On Thu, Aug 6, 2009 at 11:43 AM, Thomas Alexander<[log in to unmask]> wrote:

> Paul Hartzer <[log in to unmask]> wrote:

>> By the way, I noticed you using the phrase "national
>> language." If you were meaning that as a lengthening
>> of "natlang," that goes against my understanding that
>> "natlang" is short of "natural language."
> No, it's a translation of the Esperanto "nacia lingvo"
> which stands in contrast to "internacia lingvo."
> Sometimes, the term "ethnic language" seems a more
> appropriate substitute.

Including in this case, I think, as Mark said.   English "national
language" would be =~ Esperanto "landa lingvo" or "oficiala lingvo" or
something; Esperanto "nacia lingvo" is a closer fit for English
"ethnic language" though the fit is not perfect.

> I find the term "natural
> language" misleading when it is meant to exclude
> languages, like Esperanto, which are processed naturally
> and are subject to natural forces.

It's not an invalid use of the word "natural" in the abstract, but the
set phrase "natural language" and especially its abbreviation
"natlang" have a more specialized sense in linguistics and in
conlanger circles.

> To my mind "natural language" stands in contrast to
> "computer language" and other forms of pseudo-linguistic
> symbolic representation, such as The Elephant's Memory.

"Human language" is a less ambiguous contrastive term, probably.  Or
"living language", to group conlangs like Esperanto and Interlingua
which have speaker communities along with naturally evolved languages
-- but that excludes dead languages like Hittite and Etruscan; ideally
we'd want a term that includes all languages with a speaker community,
present or past, but I don't know of one.

On Thu, Aug 6, 2009 at 11:51 AM, Mark J. Reed<[log in to unmask]> wrote:
> Esperanto is not a a natural language.  It's a constructed one.  A
> "planlingvo". "Natural" in this case means "evolved naturally", which
> E-o clearly did not.

It's not quite so cut and dried; E-o of 1887 was purely a conlang, but
E-o of 2009 is something more like a natural language (though not
exactly the same kind of thing as the things we usually call natural

> Most languages, natural or constructed, are not "national",

True; most are neither majority language nor official languages of
sovereign nations.

> and
> calling them such is just spreading IAL-promotional propaganda.

Um, not necessarily.  More commonly it's just a careless translation
from Esperanto "nacia lingvo", without any invidious or propagandic

> Jim Henry <[log in to unmask]> wrote:
>> [...] knowing linguistic terminology isn't necessary,
>> but knowing something about linguistics, even if one
>> has picked it all up by osmosis in the course of studying
>> various specific languages and hasn't ever studied
>> linguistics per se, is more or less necessary for
>> creating a "good" or "interesting" language,
> So my question becomes -- is there a difference between
> knowing something about LINGUISTICS and knowing something
> about LANGUAGE?

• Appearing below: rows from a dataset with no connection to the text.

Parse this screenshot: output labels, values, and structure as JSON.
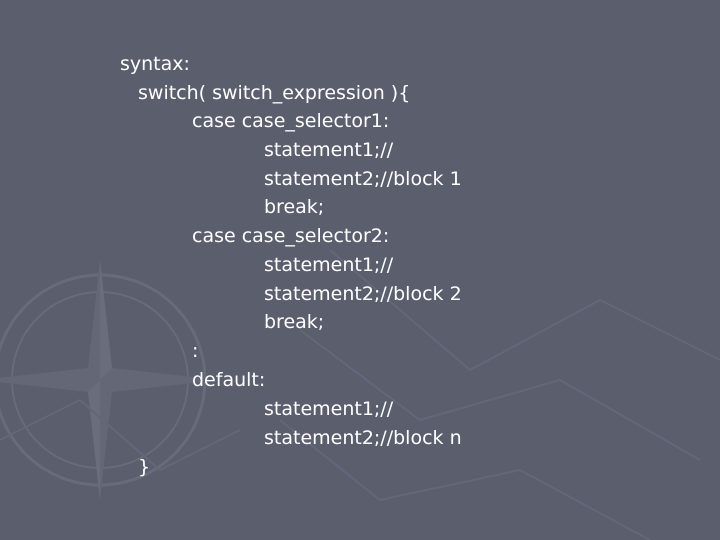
{
  "slide": {
    "background_color": "#5b5e6d",
    "text_color": "#ffffff",
    "decoration": "compass-rose-icon"
  },
  "code": {
    "lines": [
      "syntax:",
      "switch( switch_expression ){",
      "case case_selector1:",
      "statement1;//",
      "statement2;//block 1",
      "break;",
      "case case_selector2:",
      "statement1;//",
      "statement2;//block 2",
      "break;",
      ":",
      "default:",
      "statement1;//",
      "statement2;//block n",
      "}"
    ]
  }
}
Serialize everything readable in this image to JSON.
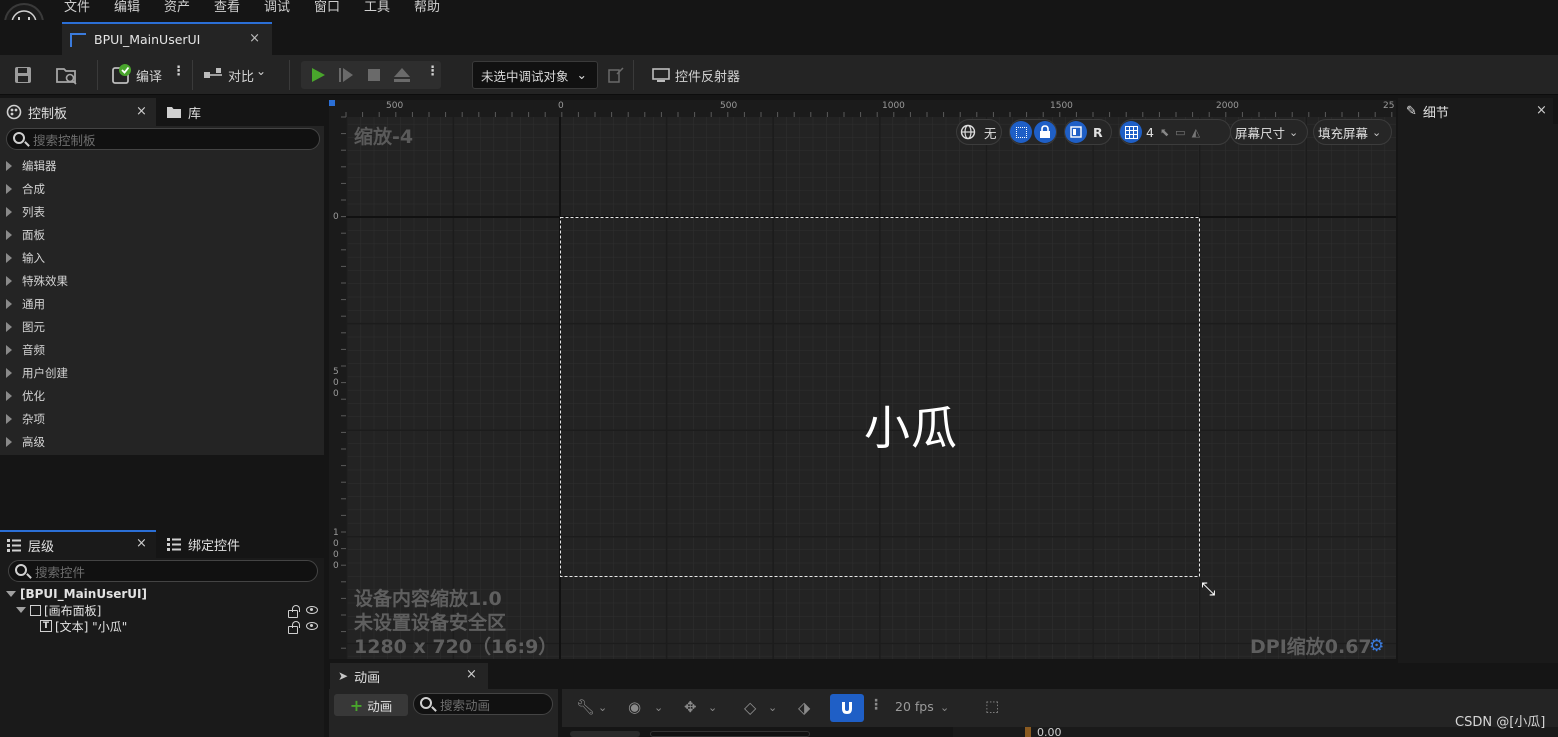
{
  "menu": [
    "文件",
    "编辑",
    "资产",
    "查看",
    "调试",
    "窗口",
    "工具",
    "帮助"
  ],
  "tab": {
    "title": "BPUI_MainUserUI",
    "close": "×"
  },
  "toolbar": {
    "compile_label": "编译",
    "diff_label": "对比",
    "debug_target": "未选中调试对象",
    "widget_reflector": "控件反射器"
  },
  "palette": {
    "tab_label": "控制板",
    "library_tab": "库",
    "close": "×",
    "search_placeholder": "搜索控制板",
    "categories": [
      "编辑器",
      "合成",
      "列表",
      "面板",
      "输入",
      "特殊效果",
      "通用",
      "图元",
      "音频",
      "用户创建",
      "优化",
      "杂项",
      "高级"
    ]
  },
  "hierarchy": {
    "tab_label": "层级",
    "bind_tab": "绑定控件",
    "close": "×",
    "search_placeholder": "搜索控件",
    "root": "[BPUI_MainUserUI]",
    "canvas_panel": "[画布面板]",
    "text_item": "[文本] \"小瓜\""
  },
  "canvas": {
    "zoom": "缩放-4",
    "text": "小瓜",
    "device_scale": "设备内容缩放1.0",
    "safe_zone": "未设置设备安全区",
    "resolution": "1280 x 720（16:9）",
    "dpi": "DPI缩放0.67",
    "ruler_h": [
      "500",
      "0",
      "500",
      "1000",
      "1500",
      "2000",
      "25"
    ],
    "ruler_v_labels": [
      "0",
      "5",
      "0",
      "0",
      "1",
      "0",
      "0",
      "0"
    ],
    "toolbar": {
      "none_label": "无",
      "r_label": "R",
      "grid_num": "4",
      "screen_size": "屏幕尺寸",
      "fill_screen": "填充屏幕"
    }
  },
  "details": {
    "tab_label": "细节",
    "close": "×"
  },
  "animation": {
    "tab_label": "动画",
    "close": "×",
    "add_button": "动画",
    "search_placeholder": "搜索动画",
    "fps": "20 fps",
    "time": "0.00"
  },
  "watermark": "CSDN @[小瓜]",
  "colors": {
    "accent": "#1f5fc6",
    "play_green": "#49a52c",
    "background": "#151515",
    "panel": "#242424"
  }
}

I reckon so.  It has to do with how systematic one's knowledge of
various languages and their differences and similarities is, and
whether one knows the standard terminology and conceptual models that
are commonly used in thinking and talking about languages.  As far as
creating interesting conlangs goes, knowing the conceptual models that
have been found useful for thinking about languages is far more
important than knowing the standard terminology.  As far as explaining
one's nifty new conlang to others -- knowing the terminology is pretty
helpful too.   (But some of the conceptual models prevalent in
linguistics might hurt as well as help, depending on various factors;
see David Peterson's talk at LCC1 about the problems with the theory
of morphemes.)

> I looked into the purpose for which the Auxlang list was
> created, and a careful reading of the list materials suggested
> that Auxlang was created for the sole purpose of getting the
> Auxlangers to leave the conlang list in peace.

Just so -- though I must say that the AUXLANG list is much more civil
and less flameful than it reportedly was in the days when the
CONLANG/AUXLANG split occurred.  It's still a good thing that the
split occurred, though; I suppose the majority of people on either
list are probably not interested in most of the discussions that occur
on the other list.

Jim Henry